Pulis and Palace

Just when the English Premier League was about to kick start, manager Tony Pulis parted ways with Crystal Palace. This came as a shock to the followers of English football as he seemed to have done nothing wrong which would justify this change. Naman Mehra discusses the dynamics which prompted the change here at Goalden Times.

For many, Tony Pulis is the shrewd and tactically sharp mastermind who oversaw the rise of Stoke City FC, a club known for their physical play and giving big opponents a run for their money. Pulis took relegation favourites Stoke City to 12th place in the league, to their first ever FA cup final and to European football, achievements which earned him the accolade of being Stoke City’s greatest ever manager from chairman Peter Coates. But “creative differences” with the board led to him quitting the club at the end of 2012-13 season.


Crystal Palace, a London side stuck in the championship for 8 years in a row, returned to the top tier of English football in the 2013-14 season,thanks to Ian Holloway and Manchester United loanee Wilfred Zaha. However, things didn’t really go according to plan.  After 12 games in the league, Palace’s record read Won 1 Drawn 1 Lost 10.

On 23rd November 2013, Pulis took over at Palace, another side that was widely expected to be relegated.  Some decent deadline day signings in the January transfer window and a change in tactics led to a remarkable turn-around. Among other good results, Crystal Palace won at Goodison Park, beat Chelsea at home and came back from 3-0 down against title-challengers Liverpool to grab a point. April saw Palace win 5 games on the trot owing to which Pulis was awarded manager of the month award. Ultimately, Palace finished 11th in the league, their 3rd best performance in the top-flight.  A brilliant managerial performance earned Pulis the ‘Manager of the Season’ award and yet, 3 months later, 2 days before the new season, Tony Pulis quit as the manager of the London Club. This was among the biggest surprise exits of the summer, one which made many people wonder if the club or coach were to blame for this falling out.
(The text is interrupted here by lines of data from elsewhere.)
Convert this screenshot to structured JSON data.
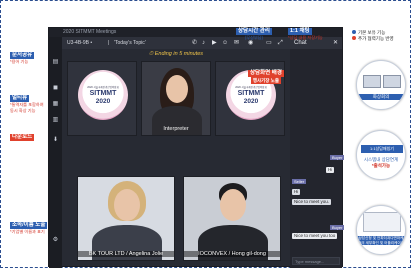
{
  "app": {
    "window_title": "2020 SITMMT Meetings",
    "toolbar": {
      "meeting_id": "U3-4B-9B •",
      "separator": "|",
      "title": "'Today's Topic'"
    },
    "chat_header": "Chat",
    "notice": "⏱ Ending in 5 minutes",
    "tiles": [
      {
        "label": "",
        "logo": {
          "sub": "2020 서울국제관광산업박람회",
          "main": "SITMMT",
          "year": "2020"
        }
      },
      {
        "label": "Interpreter"
      },
      {
        "label": "",
        "logo": {
          "sub": "2020 서울국제관광산업박람회",
          "main": "SITMMT",
          "year": "2020"
        }
      },
      {
        "label": "BK TOUR LTD / Angelina Jolie"
      },
      {
        "label": "IOCONVEX / Hong gil-dong"
      }
    ],
    "chat": {
      "messages": [
        {
          "sender": "Seller",
          "text": "Hi"
        },
        {
          "sender": "",
          "text": "Hi"
        },
        {
          "sender": "",
          "text": "Nice to meet you."
        },
        {
          "sender": "",
          "text": "Nice to meet you too"
        }
      ],
      "tag_a": "Buyer",
      "tag_b": "Buyer",
      "input_placeholder": "Type message..."
    }
  },
  "annotations": {
    "share": {
      "title": "문서공유",
      "note": "*용어 기능"
    },
    "multiview": {
      "title": "멀티뷰",
      "note": "*통역자를 포함하여\n동시 화상 기능"
    },
    "download": {
      "title": "다운로드"
    },
    "identity": {
      "title": "소속/이름 노출",
      "note": "*기업별 이름과 표기"
    },
    "timer": {
      "title": "상담시간 관리",
      "note": "(무상부담)"
    },
    "chat": {
      "title": "1:1 채팅",
      "note": "*상담 내용 저장기능"
    },
    "background": {
      "title": "상담화면 배경",
      "note": "행사기장 노출"
    }
  },
  "legend": {
    "items": [
      {
        "text": "기본 보유 기능",
        "color": "#2d5fb0"
      },
      {
        "text": "추가 협력기능 반영",
        "color": "#e0412c"
      }
    ]
  },
  "features": [
    {
      "label": "화상회의"
    },
    {
      "title": "1:1상담매칭기",
      "label": "시스템내 상담연계",
      "note": "*출석가능"
    },
    {
      "label": "상담신청 및 언파더과다변마케팅의 세부확인 및 어플리케이션"
    }
  ],
  "colors": {
    "accent_blue": "#2d5fb0",
    "accent_red": "#e0412c",
    "window_bg": "#272a33",
    "notice": "#f0c44a"
  }
}
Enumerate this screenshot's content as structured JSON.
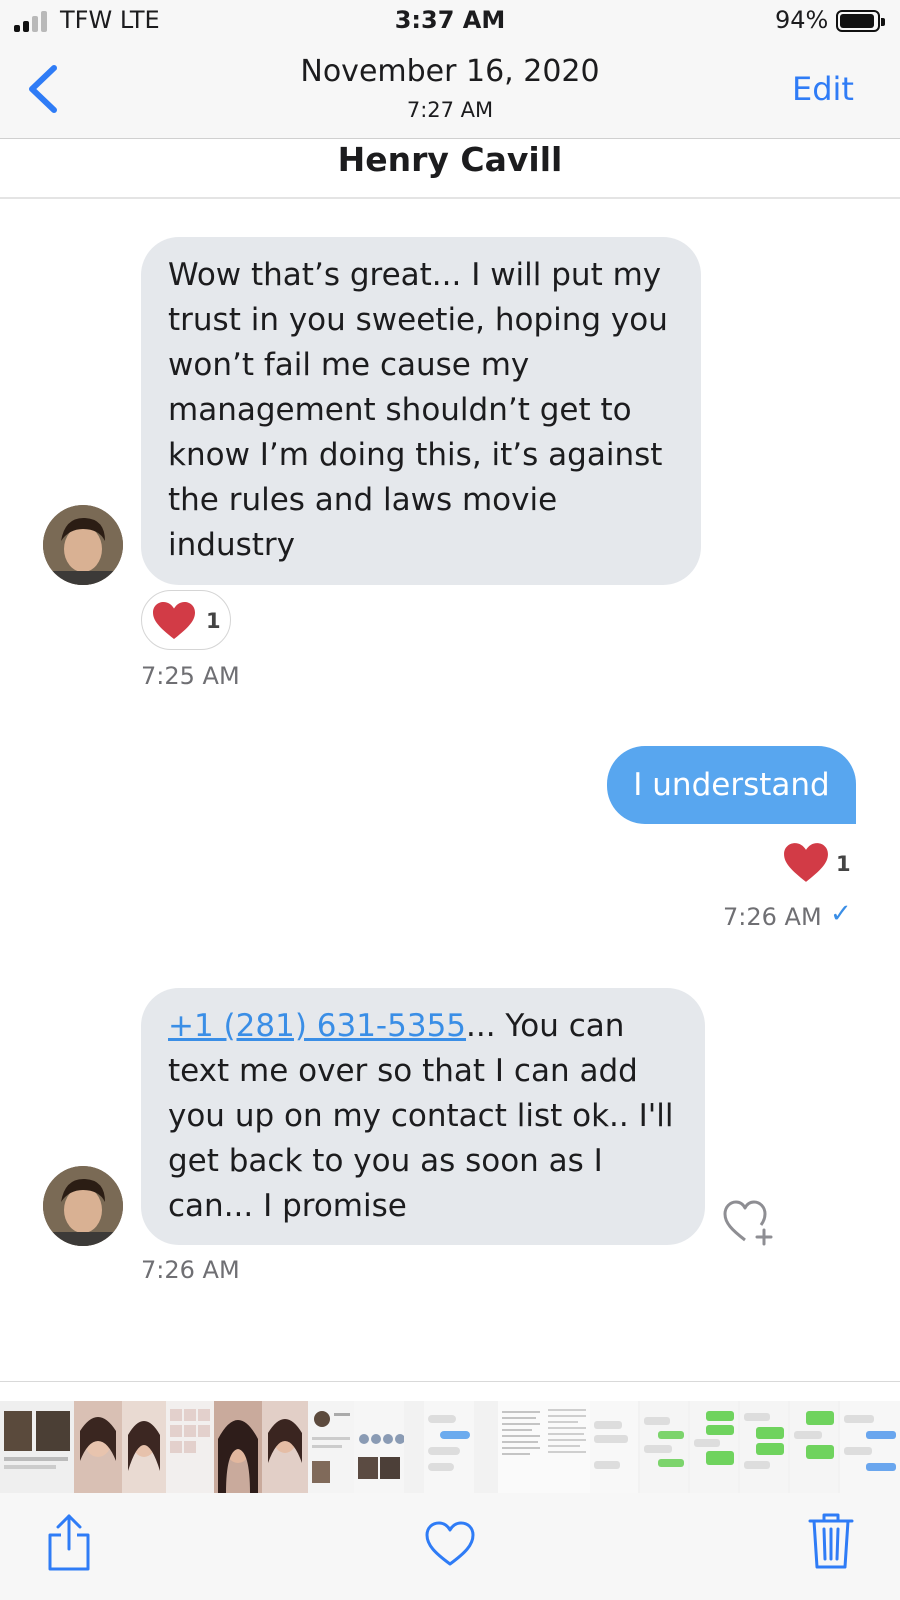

Tony Pulis

As expected, neither side really came out and provided details on what led to the best manager of previous season quit just 2 days before another season kicked off. The most widely accepted theory, however, is the strenuous relationship between the coach and Palace co-chairman Steve Parish.  Parish is a lifelong Crystal Palace fan and is known for being a very passionate owner. He took over the club, when it was in administration, and is a huge fan favourite as well.

One of the foremost issues relating to Pulis-Palace dispute was issue over transfer funds. The lack of transfer activity and the influence of Parish in transfers, apparently, neither went down well with Tony Pulis. Pulis has always liked to have had the final say in any deals but his authority was undermined quite regularly throughout the summer and the presence of a sporting director at the club (Iain Moody) did not help matters either . There are many who believe lack of money to spend made Pulis question Palace’s ambitions.

Failure in signing transfer targets of Pulis, notably Steven Caulker and Gylfi Sigurdsson, who joined Queens Park Rangers and Swansea City respectively, and Parish’s fixation on re-signing Man Utd’s Zaha, is said to be the final nail in the coffin.  Tony Pulis was sceptical about Wilfred Zaha, raising questions about his character but was overruled in the best interests of the club. Pulis had made his mind set on leaving according to his friends and when talks with Parish over dinner broke down on August 14, 2014, there was only one outcome.

Another aspect suggests that Tony Pulis was tempted by a bigger club. After an excellent season, he was definitely sought-after, though it is worth noting that there were no vacancies in the English Premier League when Pulis resigned. As things have panned out, no manager has been sacked hence, which suggests either talks broke down or there might be something on the horizon in the near future. Crystal Palace, on the other hand, re-appointed experienced English manager, Neil Warnock (First spell as manager of Palace was from 2007-2010). Their start has not been encouraging though with Palace conceding twice in injury time to drop points. They are yet to register a win in the league and ar reeling with only two points from first four matches.

One wonders if there was anyone to blame for all this. Tony Pulis has always been a proud man and his performances have always deserved respect. For a manager taking over at relegation-threatened sides, Tony Pulis’s sides have never been relegated. Steve Parish on the other hand, runs his club with the viewpoint of a fan and Palace did manage 9 signings in the summer, include fan favourite Zaha, experienced Brede Hangeland, Martin Kelly and James McArthur. Ultimately, it is the fans that were denied the opportunity to see where Pulis could lead this Palace side after an amazing start with them. Tony Pulis too would have had a different challenge, with the pressure of repeating last season’s performance and possibly doing better. Also, at the helm of a team with youngsters who have top flight experience, Pulis would have had better resources at his disposal. Unfortunately though, this turned into another case of football folklore’s What Ifs.